• _About this exercise_:
Start at the first record below and retype through the last, exactly.

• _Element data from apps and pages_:
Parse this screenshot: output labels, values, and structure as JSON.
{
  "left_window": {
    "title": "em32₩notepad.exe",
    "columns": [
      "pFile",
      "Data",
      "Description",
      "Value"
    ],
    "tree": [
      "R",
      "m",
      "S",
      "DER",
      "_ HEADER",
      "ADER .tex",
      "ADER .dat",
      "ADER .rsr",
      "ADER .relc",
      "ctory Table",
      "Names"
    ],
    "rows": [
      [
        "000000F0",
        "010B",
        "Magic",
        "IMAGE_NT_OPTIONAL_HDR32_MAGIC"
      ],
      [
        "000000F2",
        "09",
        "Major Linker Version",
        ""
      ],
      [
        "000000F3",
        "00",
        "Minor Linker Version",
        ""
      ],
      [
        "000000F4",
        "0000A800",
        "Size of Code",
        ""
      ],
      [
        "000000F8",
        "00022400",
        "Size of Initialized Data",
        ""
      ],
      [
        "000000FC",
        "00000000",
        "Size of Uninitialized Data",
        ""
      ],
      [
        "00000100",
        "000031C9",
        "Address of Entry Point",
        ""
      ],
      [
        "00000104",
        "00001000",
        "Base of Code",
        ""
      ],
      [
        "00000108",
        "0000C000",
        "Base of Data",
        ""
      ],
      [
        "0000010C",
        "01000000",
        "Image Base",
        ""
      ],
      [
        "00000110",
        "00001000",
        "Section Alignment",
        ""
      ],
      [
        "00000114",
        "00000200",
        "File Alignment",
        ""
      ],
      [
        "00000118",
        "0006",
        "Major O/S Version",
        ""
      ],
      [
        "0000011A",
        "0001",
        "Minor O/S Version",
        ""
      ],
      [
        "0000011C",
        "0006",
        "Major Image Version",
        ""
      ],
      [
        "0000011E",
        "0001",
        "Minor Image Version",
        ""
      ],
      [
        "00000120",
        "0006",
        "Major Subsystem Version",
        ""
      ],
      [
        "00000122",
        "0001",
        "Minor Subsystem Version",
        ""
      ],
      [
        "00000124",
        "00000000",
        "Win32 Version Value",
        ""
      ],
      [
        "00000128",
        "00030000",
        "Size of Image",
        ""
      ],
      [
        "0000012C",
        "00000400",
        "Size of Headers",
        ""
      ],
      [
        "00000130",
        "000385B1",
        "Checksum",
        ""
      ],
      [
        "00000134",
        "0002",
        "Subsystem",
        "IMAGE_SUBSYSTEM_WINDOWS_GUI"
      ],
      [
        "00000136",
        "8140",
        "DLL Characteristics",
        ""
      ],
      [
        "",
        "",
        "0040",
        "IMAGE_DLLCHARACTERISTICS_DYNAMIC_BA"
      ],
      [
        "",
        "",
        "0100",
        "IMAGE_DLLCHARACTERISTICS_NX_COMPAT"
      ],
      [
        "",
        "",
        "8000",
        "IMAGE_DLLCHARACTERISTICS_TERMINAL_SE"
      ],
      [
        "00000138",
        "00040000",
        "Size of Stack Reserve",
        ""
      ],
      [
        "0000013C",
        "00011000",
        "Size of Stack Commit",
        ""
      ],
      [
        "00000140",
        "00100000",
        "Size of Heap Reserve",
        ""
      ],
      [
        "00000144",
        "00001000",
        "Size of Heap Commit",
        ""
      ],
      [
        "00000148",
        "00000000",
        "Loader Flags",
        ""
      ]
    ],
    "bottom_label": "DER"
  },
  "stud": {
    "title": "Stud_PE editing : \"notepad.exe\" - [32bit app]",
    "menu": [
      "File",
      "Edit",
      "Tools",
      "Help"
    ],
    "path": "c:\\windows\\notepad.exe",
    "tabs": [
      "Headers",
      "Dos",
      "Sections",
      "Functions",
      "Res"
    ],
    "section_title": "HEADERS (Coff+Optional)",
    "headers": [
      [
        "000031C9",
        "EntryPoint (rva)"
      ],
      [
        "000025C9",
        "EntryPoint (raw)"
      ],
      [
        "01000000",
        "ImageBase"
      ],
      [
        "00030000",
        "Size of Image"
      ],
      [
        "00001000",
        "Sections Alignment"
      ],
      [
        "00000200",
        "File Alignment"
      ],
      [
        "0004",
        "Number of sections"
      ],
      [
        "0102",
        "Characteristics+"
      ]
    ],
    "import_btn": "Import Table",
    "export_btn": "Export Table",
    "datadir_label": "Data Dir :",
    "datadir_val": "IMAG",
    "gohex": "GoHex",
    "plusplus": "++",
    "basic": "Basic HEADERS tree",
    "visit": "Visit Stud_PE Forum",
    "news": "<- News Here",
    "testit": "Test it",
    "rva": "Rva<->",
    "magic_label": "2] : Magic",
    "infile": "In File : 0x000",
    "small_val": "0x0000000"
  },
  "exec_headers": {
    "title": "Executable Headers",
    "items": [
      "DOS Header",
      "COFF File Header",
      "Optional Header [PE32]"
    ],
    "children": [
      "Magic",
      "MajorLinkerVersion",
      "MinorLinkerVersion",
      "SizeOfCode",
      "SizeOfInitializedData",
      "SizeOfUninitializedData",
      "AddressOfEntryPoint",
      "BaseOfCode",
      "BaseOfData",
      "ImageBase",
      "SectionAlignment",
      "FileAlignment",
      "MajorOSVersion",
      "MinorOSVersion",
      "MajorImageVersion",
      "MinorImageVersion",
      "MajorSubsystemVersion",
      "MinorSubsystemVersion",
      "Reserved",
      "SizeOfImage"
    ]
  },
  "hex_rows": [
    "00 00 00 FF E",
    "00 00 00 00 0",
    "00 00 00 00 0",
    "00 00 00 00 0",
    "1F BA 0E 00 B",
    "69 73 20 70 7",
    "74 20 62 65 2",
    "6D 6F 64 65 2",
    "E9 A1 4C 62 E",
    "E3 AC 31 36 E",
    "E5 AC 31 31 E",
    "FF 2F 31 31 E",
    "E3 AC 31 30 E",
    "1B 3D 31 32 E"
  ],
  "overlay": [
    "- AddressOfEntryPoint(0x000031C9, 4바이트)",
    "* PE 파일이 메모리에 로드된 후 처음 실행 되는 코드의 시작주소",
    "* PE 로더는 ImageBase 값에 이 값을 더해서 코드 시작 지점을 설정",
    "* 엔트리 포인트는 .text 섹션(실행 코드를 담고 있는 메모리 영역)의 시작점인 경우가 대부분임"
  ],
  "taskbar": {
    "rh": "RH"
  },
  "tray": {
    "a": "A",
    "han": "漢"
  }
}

• _Exercise answer_:
Parse this screenshot: output labels, values, and structure as JSON.
{
  "left_window": {
    "title": "em32₩notepad.exe",
    "columns": [
      "pFile",
      "Data",
      "Description",
      "Value"
    ],
    "tree": [
      "R",
      "m",
      "S",
      "DER",
      "_ HEADER",
      "ADER .tex",
      "ADER .dat",
      "ADER .rsr",
      "ADER .relc",
      "ctory Table",
      "Names"
    ],
    "rows": [
      [
        "000000F0",
        "010B",
        "Magic",
        "IMAGE_NT_OPTIONAL_HDR32_MAGIC"
      ],
      [
        "000000F2",
        "09",
        "Major Linker Version",
        ""
      ],
      [
        "000000F3",
        "00",
        "Minor Linker Version",
        ""
      ],
      [
        "000000F4",
        "0000A800",
        "Size of Code",
        ""
      ],
      [
        "000000F8",
        "00022400",
        "Size of Initialized Data",
        ""
      ],
      [
        "000000FC",
        "00000000",
        "Size of Uninitialized Data",
        ""
      ],
      [
        "00000100",
        "000031C9",
        "Address of Entry Point",
        ""
      ],
      [
        "00000104",
        "00001000",
        "Base of Code",
        ""
      ],
      [
        "00000108",
        "0000C000",
        "Base of Data",
        ""
      ],
      [
        "0000010C",
        "01000000",
        "Image Base",
        ""
      ],
      [
        "00000110",
        "00001000",
        "Section Alignment",
        ""
      ],
      [
        "00000114",
        "00000200",
        "File Alignment",
        ""
      ],
      [
        "00000118",
        "0006",
        "Major O/S Version",
        ""
      ],
      [
        "0000011A",
        "0001",
        "Minor O/S Version",
        ""
      ],
      [
        "0000011C",
        "0006",
        "Major Image Version",
        ""
      ],
      [
        "0000011E",
        "0001",
        "Minor Image Version",
        ""
      ],
      [
        "00000120",
        "0006",
        "Major Subsystem Version",
        ""
      ],
      [
        "00000122",
        "0001",
        "Minor Subsystem Version",
        ""
      ],
      [
        "00000124",
        "00000000",
        "Win32 Version Value",
        ""
      ],
      [
        "00000128",
        "00030000",
        "Size of Image",
        ""
      ],
      [
        "0000012C",
        "00000400",
        "Size of Headers",
        ""
      ],
      [
        "00000130",
        "000385B1",
        "Checksum",
        ""
      ],
      [
        "00000134",
        "0002",
        "Subsystem",
        "IMAGE_SUBSYSTEM_WINDOWS_GUI"
      ],
      [
        "00000136",
        "8140",
        "DLL Characteristics",
        ""
      ],
      [
        "",
        "",
        "0040",
        "IMAGE_DLLCHARACTERISTICS_DYNAMIC_BA"
      ],
      [
        "",
        "",
        "0100",
        "IMAGE_DLLCHARACTERISTICS_NX_COMPAT"
      ],
      [
        "",
        "",
        "8000",
        "IMAGE_DLLCHARACTERISTICS_TERMINAL_SE"
      ],
      [
        "00000138",
        "00040000",
        "Size of Stack Reserve",
        ""
      ],
      [
        "0000013C",
        "00011000",
        "Size of Stack Commit",
        ""
      ],
      [
        "00000140",
        "00100000",
        "Size of Heap Reserve",
        ""
      ],
      [
        "00000144",
        "00001000",
        "Size of Heap Commit",
        ""
      ],
      [
        "00000148",
        "00000000",
        "Loader Flags",
        ""
      ]
    ],
    "bottom_label": "DER"
  },
  "stud": {
    "title": "Stud_PE editing : \"notepad.exe\" - [32bit app]",
    "menu": [
      "File",
      "Edit",
      "Tools",
      "Help"
    ],
    "path": "c:\\windows\\notepad.exe",
    "tabs": [
      "Headers",
      "Dos",
      "Sections",
      "Functions",
      "Res"
    ],
    "section_title": "HEADERS (Coff+Optional)",
    "headers": [
      [
        "000031C9",
        "EntryPoint (rva)"
      ],
      [
        "000025C9",
        "EntryPoint (raw)"
      ],
      [
        "01000000",
        "ImageBase"
      ],
      [
        "00030000",
        "Size of Image"
      ],
      [
        "00001000",
        "Sections Alignment"
      ],
      [
        "00000200",
        "File Alignment"
      ],
      [
        "0004",
        "Number of sections"
      ],
      [
        "0102",
        "Characteristics+"
      ]
    ],
    "import_btn": "Import Table",
    "export_btn": "Export Table",
    "datadir_label": "Data Dir :",
    "datadir_val": "IMAG",
    "gohex": "GoHex",
    "plusplus": "++",
    "basic": "Basic HEADERS tree",
    "visit": "Visit Stud_PE Forum",
    "news": "<- News Here",
    "testit": "Test it",
    "rva": "Rva<->",
    "magic_label": "2] : Magic",
    "infile": "In File : 0x000",
    "small_val": "0x0000000"
  },
  "exec_headers": {
    "title": "Executable Headers",
    "items": [
      "DOS Header",
      "COFF File Header",
      "Optional Header [PE32]"
    ],
    "children": [
      "Magic",
      "MajorLinkerVersion",
      "MinorLinkerVersion",
      "SizeOfCode",
      "SizeOfInitializedData",
      "SizeOfUninitializedData",
      "AddressOfEntryPoint",
      "BaseOfCode",
      "BaseOfData",
      "ImageBase",
      "SectionAlignment",
      "FileAlignment",
      "MajorOSVersion",
      "MinorOSVersion",
      "MajorImageVersion",
      "MinorImageVersion",
      "MajorSubsystemVersion",
      "MinorSubsystemVersion",
      "Reserved",
      "SizeOfImage"
    ]
  },
  "hex_rows": [
    "00 00 00 FF E",
    "00 00 00 00 0",
    "00 00 00 00 0",
    "00 00 00 00 0",
    "1F BA 0E 00 B",
    "69 73 20 70 7",
    "74 20 62 65 2",
    "6D 6F 64 65 2",
    "E9 A1 4C 62 E",
    "E3 AC 31 36 E",
    "E5 AC 31 31 E",
    "FF 2F 31 31 E",
    "E3 AC 31 30 E",
    "1B 3D 31 32 E"
  ],
  "overlay": [
    "- AddressOfEntryPoint(0x000031C9, 4바이트)",
    "* PE 파일이 메모리에 로드된 후 처음 실행 되는 코드의 시작주소",
    "* PE 로더는 ImageBase 값에 이 값을 더해서 코드 시작 지점을 설정",
    "* 엔트리 포인트는 .text 섹션(실행 코드를 담고 있는 메모리 영역)의 시작점인 경우가 대부분임"
  ],
  "taskbar": {
    "rh": "RH"
  },
  "tray": {
    "a": "A",
    "han": "漢"
  }
}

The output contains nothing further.